Things start going downhill in the following scene, a P.T.A. meeting attended by LaGanga’s character and her son’s teacher, played by Molly Gordon (“Booksmart,” “Shiva Baby”). The mother confronts the teacher with an upskirt video her son recorded in class and proceeds to bully her with accusations of incompetence and inability to exercise authority over her pupils. What Bujalski wishes to say about either character is unclear. While LaGanga makes a mean Karen, Gordon’s emotional unraveling doesn’t make sense. 

It’s not apparent until afterward that the scene shared by LaGanga and Gordon is merely a poorly conceived and executed pretext for the succeeding one: Jason Schwartzman plays an attorney who advises Avi Nash’s soulless tech magnate and head of a video site that allows the unseen student discussed in the P.T.A. meeting to upload and profit from the aforementioned upskirt video and other child pornography. Although Bujalski approaches the scene with a clear vision and purpose, one gets the sense that this isn’t a milieu in which he is especially well-versed. The scene revolves around the film’s only virtually-conducted (in context) interaction, but the technology is not conducive to this particular exchange. It’s uncertain whether that’s a function of the scene itself or just short-sighted screenwriting. 
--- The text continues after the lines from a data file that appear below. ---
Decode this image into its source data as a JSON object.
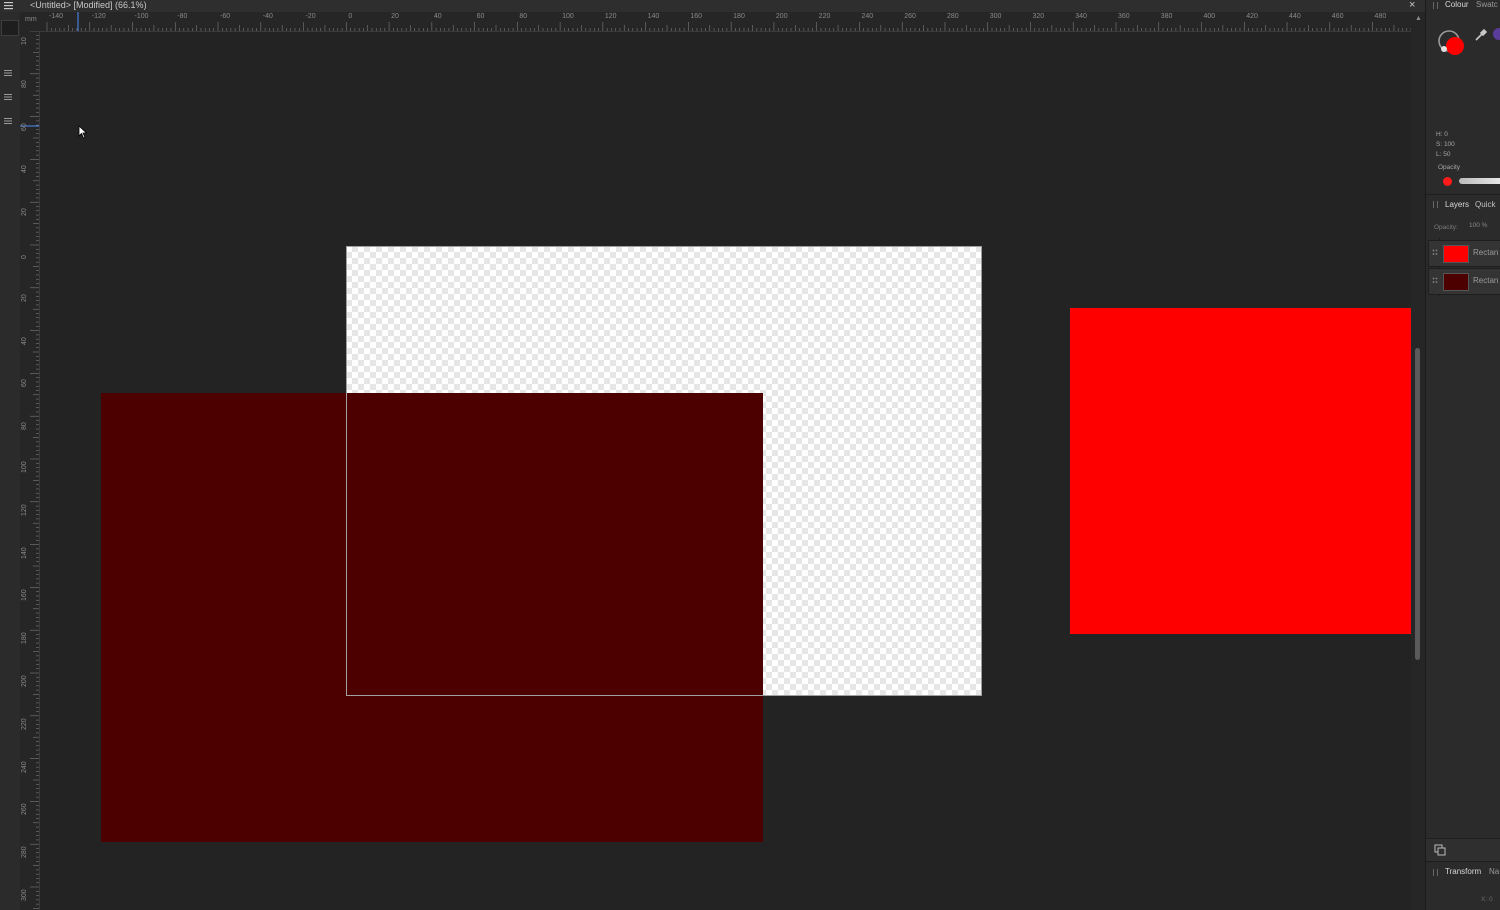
{
  "window": {
    "title": "<Untitled> [Modified] (66.1%)",
    "close_icon": "close-icon",
    "menu_icon": "hamburger-menu-icon"
  },
  "rulers": {
    "unit": "mm",
    "horizontal_labels": [
      "-140",
      "-120",
      "-100",
      "-80",
      "-60",
      "-40",
      "-20",
      "0",
      "20",
      "40",
      "60",
      "80",
      "100",
      "120",
      "140",
      "160",
      "180",
      "200",
      "220",
      "240",
      "260",
      "280",
      "300",
      "320",
      "340",
      "360",
      "380",
      "400",
      "420",
      "440",
      "460",
      "480"
    ],
    "vertical_labels": [
      "10",
      "80",
      "60",
      "40",
      "20",
      "0",
      "20",
      "40",
      "60",
      "80",
      "100",
      "120",
      "140",
      "160",
      "180",
      "200",
      "220",
      "240",
      "260",
      "280",
      "300"
    ]
  },
  "canvas": {
    "background_color": "#232323",
    "artboard_fill": "transparent-checkerboard",
    "shapes": [
      {
        "name": "dark-red-rectangle",
        "color": "#4d0000"
      },
      {
        "name": "red-rectangle",
        "color": "#ff0000"
      }
    ]
  },
  "right_panel": {
    "colour_tab": "Colour",
    "swatches_tab": "Swatc",
    "hsl": {
      "h": "H: 0",
      "s": "S: 100",
      "l": "L: 50"
    },
    "opacity_label": "Opacity",
    "opacity_value": 1.0,
    "fill_color": "#ff0000",
    "layers_tab": "Layers",
    "quick_tab": "Quick",
    "layer_opacity_label": "Opacity:",
    "layer_opacity_value": "100 %",
    "layers": [
      {
        "name": "Rectan",
        "color": "#ff0000"
      },
      {
        "name": "Rectan",
        "color": "#4d0000"
      }
    ],
    "transform_tab": "Transform",
    "navigator_tab": "Na",
    "x_label": "X: 0"
  }
}
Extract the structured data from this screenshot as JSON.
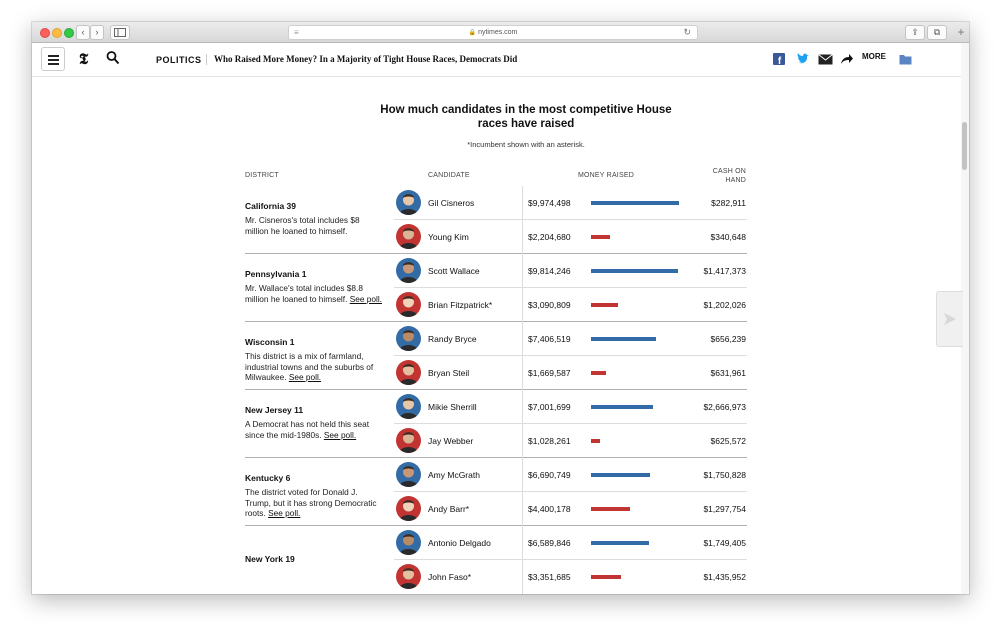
{
  "browser": {
    "url": "nytimes.com",
    "plus": "+"
  },
  "nav": {
    "section": "POLITICS",
    "headline": "Who Raised More Money? In a Majority of Tight House Races, Democrats Did",
    "more": "MORE"
  },
  "graphic": {
    "title": "How much candidates in the most competitive House races have raised",
    "note": "*Incumbent shown with an asterisk.",
    "columns": {
      "district": "DISTRICT",
      "candidate": "CANDIDATE",
      "money": "MONEY RAISED",
      "cash": "CASH ON HAND"
    },
    "max_money": 9974498,
    "colors": {
      "dem": "#326ba5",
      "rep": "#c23432"
    },
    "races": [
      {
        "district": "California 39",
        "desc": "Mr. Cisneros's total includes $8 million he loaned to himself.",
        "link": "",
        "candidates": [
          {
            "name": "Gil Cisneros",
            "money": "$9,974,498",
            "amount": 9974498,
            "cash": "$282,911",
            "party": "dem"
          },
          {
            "name": "Young Kim",
            "money": "$2,204,680",
            "amount": 2204680,
            "cash": "$340,648",
            "party": "rep"
          }
        ]
      },
      {
        "district": "Pennsylvania 1",
        "desc": "Mr. Wallace's total includes $8.8 million he loaned to himself. ",
        "link": "See poll.",
        "candidates": [
          {
            "name": "Scott Wallace",
            "money": "$9,814,246",
            "amount": 9814246,
            "cash": "$1,417,373",
            "party": "dem"
          },
          {
            "name": "Brian Fitzpatrick*",
            "money": "$3,090,809",
            "amount": 3090809,
            "cash": "$1,202,026",
            "party": "rep"
          }
        ]
      },
      {
        "district": "Wisconsin 1",
        "desc": "This district is a mix of farmland, industrial towns and the suburbs of Milwaukee. ",
        "link": "See poll.",
        "candidates": [
          {
            "name": "Randy Bryce",
            "money": "$7,406,519",
            "amount": 7406519,
            "cash": "$656,239",
            "party": "dem"
          },
          {
            "name": "Bryan Steil",
            "money": "$1,669,587",
            "amount": 1669587,
            "cash": "$631,961",
            "party": "rep"
          }
        ]
      },
      {
        "district": "New Jersey 11",
        "desc": "A Democrat has not held this seat since the mid-1980s. ",
        "link": "See poll.",
        "candidates": [
          {
            "name": "Mikie Sherrill",
            "money": "$7,001,699",
            "amount": 7001699,
            "cash": "$2,666,973",
            "party": "dem"
          },
          {
            "name": "Jay Webber",
            "money": "$1,028,261",
            "amount": 1028261,
            "cash": "$625,572",
            "party": "rep"
          }
        ]
      },
      {
        "district": "Kentucky 6",
        "desc": "The district voted for Donald J. Trump, but it has strong Democratic roots. ",
        "link": "See poll.",
        "candidates": [
          {
            "name": "Amy McGrath",
            "money": "$6,690,749",
            "amount": 6690749,
            "cash": "$1,750,828",
            "party": "dem"
          },
          {
            "name": "Andy Barr*",
            "money": "$4,400,178",
            "amount": 4400178,
            "cash": "$1,297,754",
            "party": "rep"
          }
        ]
      },
      {
        "district": "New York 19",
        "desc": "",
        "link": "",
        "candidates": [
          {
            "name": "Antonio Delgado",
            "money": "$6,589,846",
            "amount": 6589846,
            "cash": "$1,749,405",
            "party": "dem"
          },
          {
            "name": "John Faso*",
            "money": "$3,351,685",
            "amount": 3351685,
            "cash": "$1,435,952",
            "party": "rep"
          }
        ]
      }
    ]
  }
}
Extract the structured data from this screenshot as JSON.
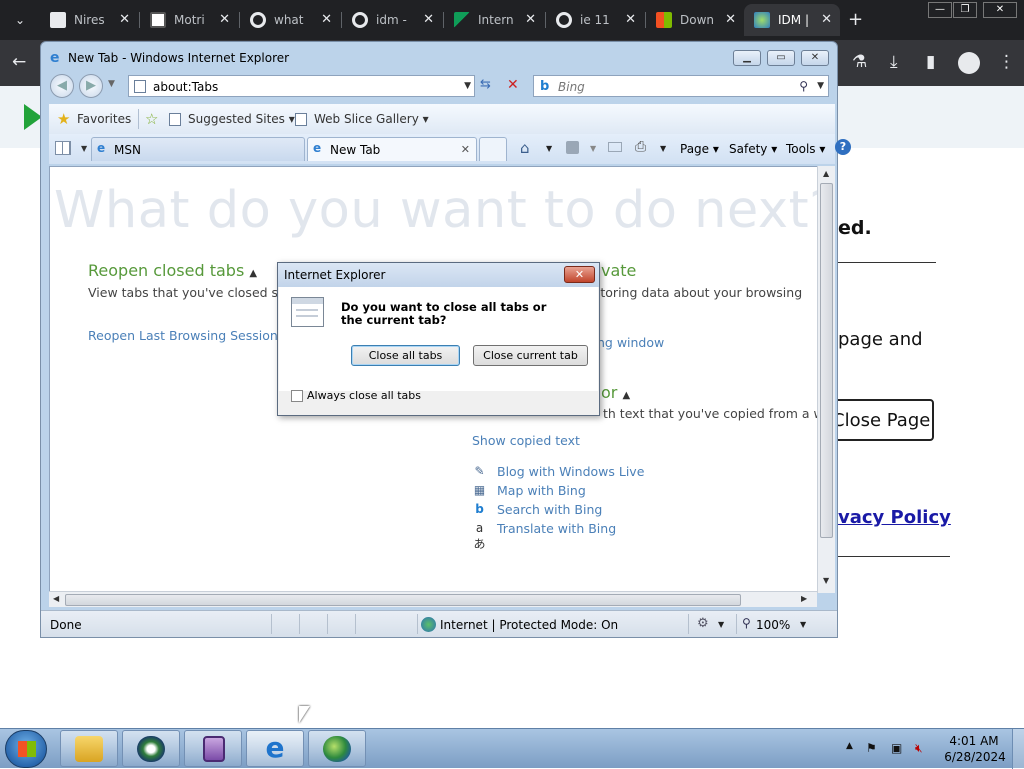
{
  "chrome": {
    "tabs": [
      {
        "label": "Nires",
        "favicon": "newspaper-icon",
        "color": "#e8eaed"
      },
      {
        "label": "Motri",
        "favicon": "site-icon",
        "color": "#ffffff"
      },
      {
        "label": "what",
        "favicon": "google-icon",
        "color": "#4285f4"
      },
      {
        "label": "idm -",
        "favicon": "google-icon",
        "color": "#4285f4"
      },
      {
        "label": "Intern",
        "favicon": "green-flag-icon",
        "color": "#0f9d58"
      },
      {
        "label": "ie 11",
        "favicon": "google-icon",
        "color": "#4285f4"
      },
      {
        "label": "Down",
        "favicon": "microsoft-icon",
        "color": "#f25022"
      },
      {
        "label": "IDM |",
        "favicon": "idm-icon",
        "color": "#3aa757"
      }
    ],
    "new_tab": "+",
    "window_controls": [
      "—",
      "❐",
      "✕"
    ]
  },
  "behind_page": {
    "heading_fragment": "ed.",
    "text_fragment": "page and",
    "button_fragment": "Close Page",
    "link_fragment": "vacy Policy"
  },
  "ie": {
    "title": "New Tab - Windows Internet Explorer",
    "address": "about:Tabs",
    "search_placeholder": "Bing",
    "favorites_label": "Favorites",
    "suggested_sites": "Suggested Sites",
    "web_slice": "Web Slice Gallery",
    "tabs": [
      {
        "label": "MSN"
      },
      {
        "label": "New Tab"
      }
    ],
    "commands": {
      "page": "Page",
      "safety": "Safety",
      "tools": "Tools"
    },
    "content": {
      "headline": "What do you want to do next?",
      "reopen_title": "Reopen closed tabs",
      "reopen_desc": "View tabs that you've closed since",
      "reopen_link": "Reopen Last Browsing Session",
      "private_title": "vate",
      "private_desc": "t storing data about your browsing",
      "private_link": "sing window",
      "accel_title": "or",
      "accel_desc": "th text that you've copied from a we",
      "show_copied": "Show copied text",
      "accelerators": [
        {
          "icon": "blog-icon",
          "label": "Blog with Windows Live"
        },
        {
          "icon": "map-icon",
          "label": "Map with Bing"
        },
        {
          "icon": "bing-icon",
          "label": "Search with Bing"
        },
        {
          "icon": "translate-icon",
          "label": "Translate with Bing"
        }
      ]
    },
    "status": {
      "left": "Done",
      "zone": "Internet | Protected Mode: On",
      "zoom": "100%"
    }
  },
  "dialog": {
    "title": "Internet Explorer",
    "question": "Do you want to close all tabs or the current tab?",
    "close_all": "Close all tabs",
    "close_current": "Close current tab",
    "checkbox_label": "Always close all tabs",
    "checkbox_checked": false
  },
  "taskbar": {
    "apps": [
      "explorer-icon",
      "media-center-icon",
      "purple-app-icon",
      "ie-icon",
      "idm-icon"
    ],
    "time": "4:01 AM",
    "date": "6/28/2024"
  }
}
By the time we reach the scene between Schwartzman’s character and the apparition of a mentor (played by Roy Nathanson), “There There” has gone completely off the rails. The film’s central thesis that there are two sides to every coin doesn’t suffice as a plot that moves forward. The fact that the narrative plays out like a relay race means that viewers don’t emotionally invest in any of the characters. The ones we root for in the first half prove unworthy by the end, and any revelation of conscience isn’t enough to redeem the rest in the second half. 

“There There” is about as unapproachable as Harmony Korine’s “Trash Humpers” and David Lynch’s “Inland Empire.” Experimentalism isn’t a bad thing in and of itself, but the form, content, visuals, and motifs of “There There” aren’t inspired or interesting enough to warrant serious mental engagement. “Support the Girls” is exciting not simply because it is accessible, but because it’s a successful example of Bujalski thriving, making something vibrant outside his comfort zone. “There There” feels like a retreat to older work he’s thought to have long moved away from, and a somewhat haphazard retreat at that.

“There There” opens Nov. 18 in theaters and on demand via Magnolia Pictures.